Nothing except the pictures should be left out when you reproduce the listing exactly.

Source information:

BEGIN

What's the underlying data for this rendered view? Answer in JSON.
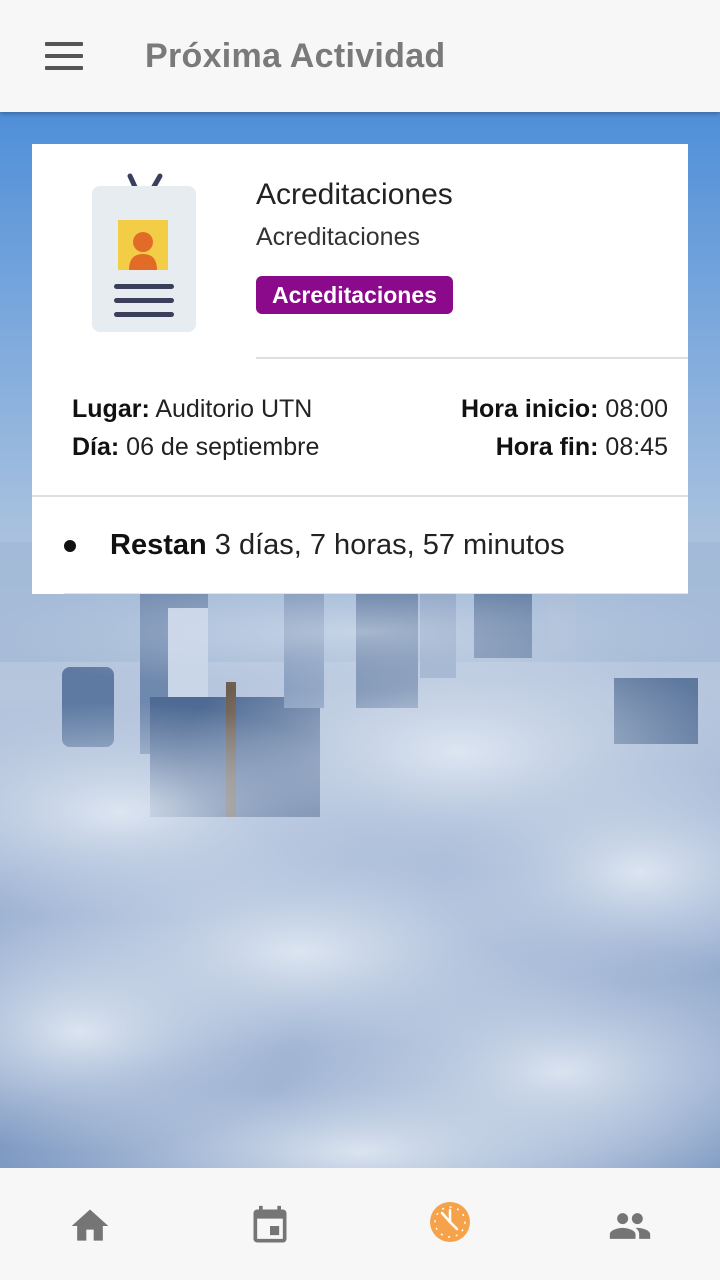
{
  "appbar": {
    "title": "Próxima Actividad",
    "menu_icon": "menu-icon"
  },
  "activity": {
    "title": "Acreditaciones",
    "subtitle": "Acreditaciones",
    "tag": "Acreditaciones",
    "tag_color": "#8b0a8b",
    "icon": "id-badge-icon",
    "lugar_label": "Lugar:",
    "lugar_value": " Auditorio UTN",
    "dia_label": "Día:",
    "dia_value": " 06 de septiembre",
    "inicio_label": "Hora inicio:",
    "inicio_value": " 08:00",
    "fin_label": "Hora fin:",
    "fin_value": " 08:45"
  },
  "countdown": {
    "label": "Restan",
    "value": " 3 días, 7 horas, 57 minutos"
  },
  "bottom_nav": {
    "items": [
      {
        "icon": "home-icon",
        "active": false
      },
      {
        "icon": "calendar-icon",
        "active": false
      },
      {
        "icon": "clock-icon",
        "active": true
      },
      {
        "icon": "people-icon",
        "active": false
      }
    ],
    "active_color": "#f5a24b",
    "inactive_color": "#757575"
  }
}
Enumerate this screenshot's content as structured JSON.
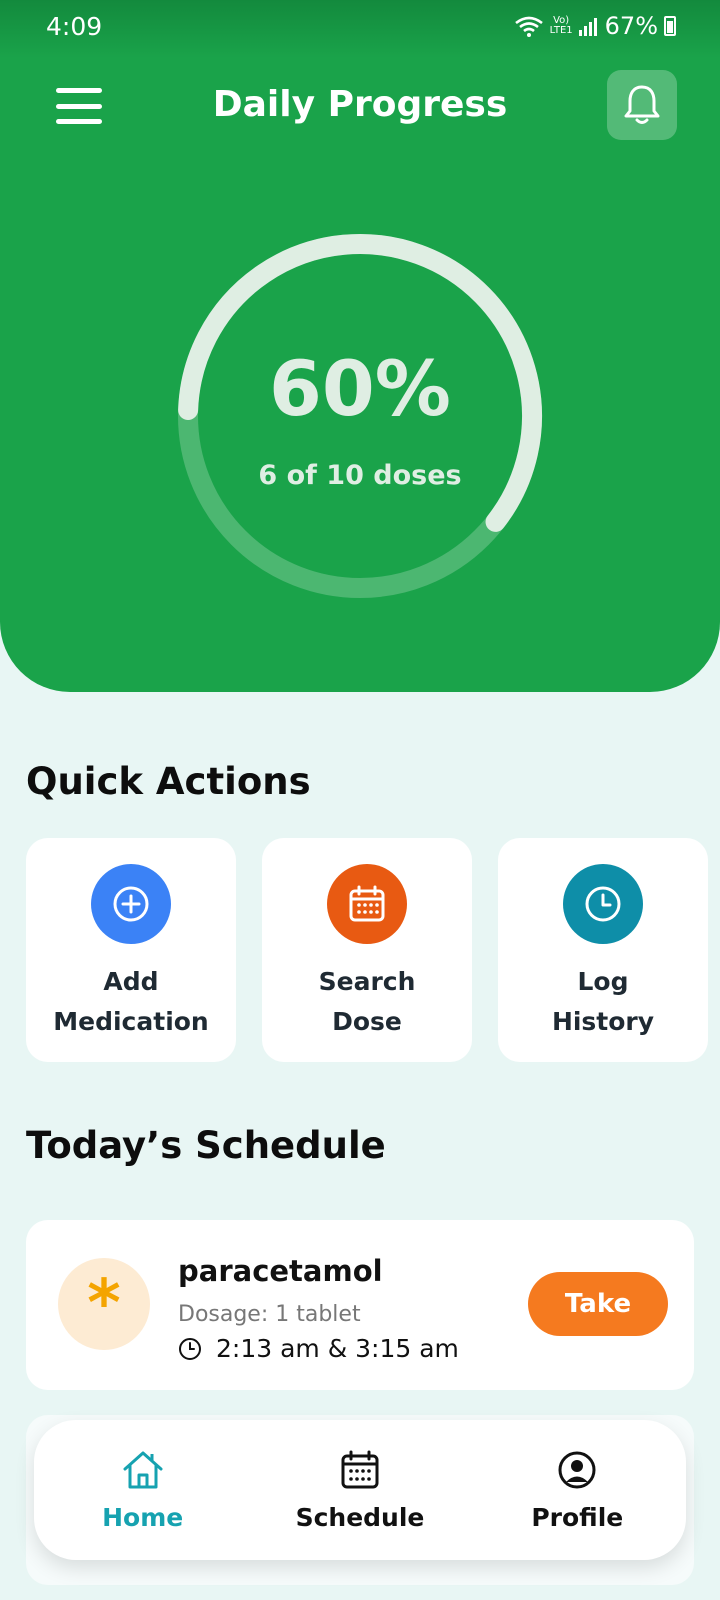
{
  "status": {
    "time": "4:09",
    "lte": "LTE1",
    "volte": "Vo)",
    "battery": "67%"
  },
  "header": {
    "title": "Daily Progress"
  },
  "progress": {
    "percent_label": "60%",
    "percent": 60,
    "subtitle": "6 of 10 doses"
  },
  "quick_actions": {
    "title": "Quick Actions",
    "items": [
      {
        "line1": "Add",
        "line2": "Medication",
        "color": "#3b82f6",
        "icon": "plus-circle-icon"
      },
      {
        "line1": "Search",
        "line2": "Dose",
        "color": "#e85a12",
        "icon": "calendar-icon"
      },
      {
        "line1": "Log",
        "line2": "History",
        "color": "#0e8ea8",
        "icon": "clock-icon"
      }
    ]
  },
  "schedule": {
    "title": "Today’s Schedule",
    "items": [
      {
        "name": "paracetamol",
        "dosage": "Dosage: 1 tablet",
        "time": "2:13 am & 3:15 am",
        "action": "Take"
      }
    ]
  },
  "nav": {
    "items": [
      {
        "label": "Home",
        "icon": "home-icon",
        "active": true
      },
      {
        "label": "Schedule",
        "icon": "calendar-icon",
        "active": false
      },
      {
        "label": "Profile",
        "icon": "profile-icon",
        "active": false
      }
    ]
  },
  "colors": {
    "primary": "#1aa34a",
    "accent_orange": "#f57a1f",
    "nav_active": "#16a2b0",
    "background": "#e8f6f4"
  }
}
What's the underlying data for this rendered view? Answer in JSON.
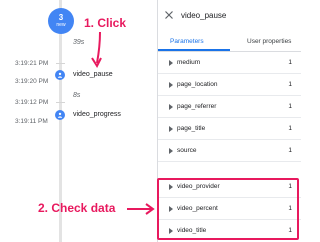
{
  "timeline": {
    "badge_count": "3",
    "badge_label": "new",
    "gap_top": "39s",
    "gap_middle": "8s",
    "events": [
      {
        "time": "3:19:21 PM",
        "name": ""
      },
      {
        "time": "3:19:20 PM",
        "name": "video_pause"
      },
      {
        "time": "3:19:12 PM",
        "name": ""
      },
      {
        "time": "3:19:11 PM",
        "name": "video_progress"
      }
    ]
  },
  "panel": {
    "title": "video_pause",
    "tabs": [
      {
        "label": "Parameters",
        "active": true
      },
      {
        "label": "User properties",
        "active": false
      }
    ],
    "params": [
      {
        "name": "medium",
        "count": "1"
      },
      {
        "name": "page_location",
        "count": "1"
      },
      {
        "name": "page_referrer",
        "count": "1"
      },
      {
        "name": "page_title",
        "count": "1"
      },
      {
        "name": "source",
        "count": "1"
      },
      {
        "name": "video_provider",
        "count": "1"
      },
      {
        "name": "video_percent",
        "count": "1"
      },
      {
        "name": "video_title",
        "count": "1"
      }
    ]
  },
  "annotations": {
    "step1": "1. Click",
    "step2": "2. Check data",
    "accent_color": "#e8195e"
  },
  "colors": {
    "primary": "#4285f4",
    "tab_active": "#1a73e8"
  }
}
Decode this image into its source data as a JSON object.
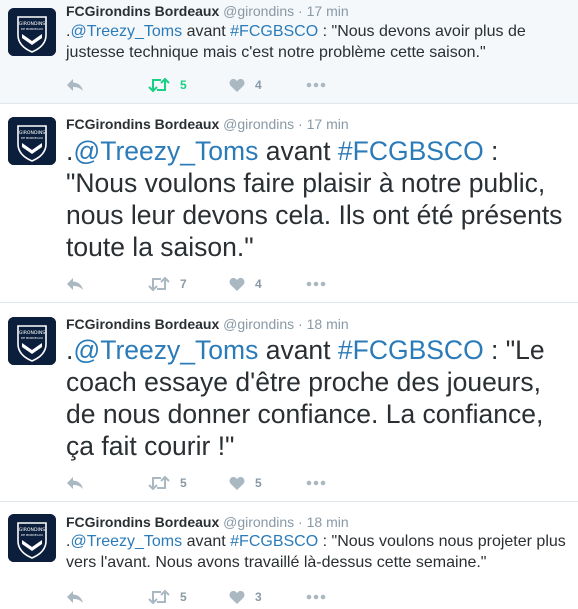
{
  "colors": {
    "link": "#2b7bb9",
    "retweet_active": "#19cf86",
    "meta_gray": "#8899a6",
    "avatar_bg": "#0b1f3d"
  },
  "tweets": [
    {
      "fullname": "FCGirondins Bordeaux",
      "handle": "@girondins",
      "dot": "·",
      "time": "17 min",
      "text": {
        "prefix": ".",
        "mention": "@Treezy_Toms",
        "mid": " avant ",
        "hashtag": "#FCGBSCO",
        "rest": " : \"Nous devons avoir plus de justesse technique mais c'est notre problème cette saison.\""
      },
      "retweets": "5",
      "likes": "4",
      "retweeted": true
    },
    {
      "fullname": "FCGirondins Bordeaux",
      "handle": "@girondins",
      "dot": "·",
      "time": "17 min",
      "text": {
        "prefix": ".",
        "mention": "@Treezy_Toms",
        "mid": " avant ",
        "hashtag": "#FCGBSCO",
        "rest": " : \"Nous voulons faire plaisir à notre public, nous leur devons cela. Ils ont été présents toute la saison.\""
      },
      "retweets": "7",
      "likes": "4",
      "retweeted": false
    },
    {
      "fullname": "FCGirondins Bordeaux",
      "handle": "@girondins",
      "dot": "·",
      "time": "18 min",
      "text": {
        "prefix": ".",
        "mention": "@Treezy_Toms",
        "mid": " avant ",
        "hashtag": "#FCGBSCO",
        "rest": " : \"Le coach essaye d'être proche des joueurs, de nous donner confiance. La confiance, ça fait courir !\""
      },
      "retweets": "5",
      "likes": "5",
      "retweeted": false
    },
    {
      "fullname": "FCGirondins Bordeaux",
      "handle": "@girondins",
      "dot": "·",
      "time": "18 min",
      "text": {
        "prefix": ".",
        "mention": "@Treezy_Toms",
        "mid": " avant ",
        "hashtag": "#FCGBSCO",
        "rest": " : \"Nous voulons nous projeter plus vers l'avant. Nous avons travaillé là-dessus cette semaine.\""
      },
      "retweets": "5",
      "likes": "3",
      "retweeted": false
    }
  ],
  "icons": {
    "reply": "reply-icon",
    "retweet": "retweet-icon",
    "like": "heart-icon",
    "more": "more-icon",
    "avatar": "girondins-crest-logo"
  },
  "logo_text": {
    "top": "GIRONDINS",
    "bottom": "DE BORDEAUX"
  }
}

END

The completed task:
What's the underlying data for this rendered view? Answer in JSON.
{
  "appbar": {
    "title": "Próxima Actividad",
    "menu_icon": "menu-icon"
  },
  "activity": {
    "title": "Acreditaciones",
    "subtitle": "Acreditaciones",
    "tag": "Acreditaciones",
    "tag_color": "#8b0a8b",
    "icon": "id-badge-icon",
    "lugar_label": "Lugar:",
    "lugar_value": " Auditorio UTN",
    "dia_label": "Día:",
    "dia_value": " 06 de septiembre",
    "inicio_label": "Hora inicio:",
    "inicio_value": " 08:00",
    "fin_label": "Hora fin:",
    "fin_value": " 08:45"
  },
  "countdown": {
    "label": "Restan",
    "value": " 3 días, 7 horas, 57 minutos"
  },
  "bottom_nav": {
    "items": [
      {
        "icon": "home-icon",
        "active": false
      },
      {
        "icon": "calendar-icon",
        "active": false
      },
      {
        "icon": "clock-icon",
        "active": true
      },
      {
        "icon": "people-icon",
        "active": false
      }
    ],
    "active_color": "#f5a24b",
    "inactive_color": "#757575"
  }
}
Enumerate this screenshot's content as structured JSON.
{
  "status": {
    "time": "4:09",
    "lte": "LTE1",
    "volte": "Vo)",
    "battery": "67%"
  },
  "header": {
    "title": "Daily Progress"
  },
  "progress": {
    "percent_label": "60%",
    "percent": 60,
    "subtitle": "6 of 10 doses"
  },
  "quick_actions": {
    "title": "Quick Actions",
    "items": [
      {
        "line1": "Add",
        "line2": "Medication",
        "color": "#3b82f6",
        "icon": "plus-circle-icon"
      },
      {
        "line1": "Search",
        "line2": "Dose",
        "color": "#e85a12",
        "icon": "calendar-icon"
      },
      {
        "line1": "Log",
        "line2": "History",
        "color": "#0e8ea8",
        "icon": "clock-icon"
      }
    ]
  },
  "schedule": {
    "title": "Today’s Schedule",
    "items": [
      {
        "name": "paracetamol",
        "dosage": "Dosage: 1 tablet",
        "time": "2:13 am & 3:15 am",
        "action": "Take"
      }
    ]
  },
  "nav": {
    "items": [
      {
        "label": "Home",
        "icon": "home-icon",
        "active": true
      },
      {
        "label": "Schedule",
        "icon": "calendar-icon",
        "active": false
      },
      {
        "label": "Profile",
        "icon": "profile-icon",
        "active": false
      }
    ]
  },
  "colors": {
    "primary": "#1aa34a",
    "accent_orange": "#f57a1f",
    "nav_active": "#16a2b0",
    "background": "#e8f6f4"
  }
}
What's the underlying data for this rendered view? Answer in JSON.
{
  "timeline": {
    "badge_count": "3",
    "badge_label": "new",
    "gap_top": "39s",
    "gap_middle": "8s",
    "events": [
      {
        "time": "3:19:21 PM",
        "name": ""
      },
      {
        "time": "3:19:20 PM",
        "name": "video_pause"
      },
      {
        "time": "3:19:12 PM",
        "name": ""
      },
      {
        "time": "3:19:11 PM",
        "name": "video_progress"
      }
    ]
  },
  "panel": {
    "title": "video_pause",
    "tabs": [
      {
        "label": "Parameters",
        "active": true
      },
      {
        "label": "User properties",
        "active": false
      }
    ],
    "params": [
      {
        "name": "medium",
        "count": "1"
      },
      {
        "name": "page_location",
        "count": "1"
      },
      {
        "name": "page_referrer",
        "count": "1"
      },
      {
        "name": "page_title",
        "count": "1"
      },
      {
        "name": "source",
        "count": "1"
      },
      {
        "name": "video_provider",
        "count": "1"
      },
      {
        "name": "video_percent",
        "count": "1"
      },
      {
        "name": "video_title",
        "count": "1"
      }
    ]
  },
  "annotations": {
    "step1": "1. Click",
    "step2": "2. Check data",
    "accent_color": "#e8195e"
  },
  "colors": {
    "primary": "#4285f4",
    "tab_active": "#1a73e8"
  }
}
Decode this image into its source data as a JSON object.
{
  "colors": {
    "link": "#2b7bb9",
    "retweet_active": "#19cf86",
    "meta_gray": "#8899a6",
    "avatar_bg": "#0b1f3d"
  },
  "tweets": [
    {
      "fullname": "FCGirondins Bordeaux",
      "handle": "@girondins",
      "dot": "·",
      "time": "17 min",
      "text": {
        "prefix": ".",
        "mention": "@Treezy_Toms",
        "mid": " avant ",
        "hashtag": "#FCGBSCO",
        "rest": " : \"Nous devons avoir plus de justesse technique mais c'est notre problème cette saison.\""
      },
      "retweets": "5",
      "likes": "4",
      "retweeted": true
    },
    {
      "fullname": "FCGirondins Bordeaux",
      "handle": "@girondins",
      "dot": "·",
      "time": "17 min",
      "text": {
        "prefix": ".",
        "mention": "@Treezy_Toms",
        "mid": " avant ",
        "hashtag": "#FCGBSCO",
        "rest": " : \"Nous voulons faire plaisir à notre public, nous leur devons cela. Ils ont été présents toute la saison.\""
      },
      "retweets": "7",
      "likes": "4",
      "retweeted": false
    },
    {
      "fullname": "FCGirondins Bordeaux",
      "handle": "@girondins",
      "dot": "·",
      "time": "18 min",
      "text": {
        "prefix": ".",
        "mention": "@Treezy_Toms",
        "mid": " avant ",
        "hashtag": "#FCGBSCO",
        "rest": " : \"Le coach essaye d'être proche des joueurs, de nous donner confiance. La confiance, ça fait courir !\""
      },
      "retweets": "5",
      "likes": "5",
      "retweeted": false
    },
    {
      "fullname": "FCGirondins Bordeaux",
      "handle": "@girondins",
      "dot": "·",
      "time": "18 min",
      "text": {
        "prefix": ".",
        "mention": "@Treezy_Toms",
        "mid": " avant ",
        "hashtag": "#FCGBSCO",
        "rest": " : \"Nous voulons nous projeter plus vers l'avant. Nous avons travaillé là-dessus cette semaine.\""
      },
      "retweets": "5",
      "likes": "3",
      "retweeted": false
    }
  ],
  "icons": {
    "reply": "reply-icon",
    "retweet": "retweet-icon",
    "like": "heart-icon",
    "more": "more-icon",
    "avatar": "girondins-crest-logo"
  },
  "logo_text": {
    "top": "GIRONDINS",
    "bottom": "DE BORDEAUX"
  }
}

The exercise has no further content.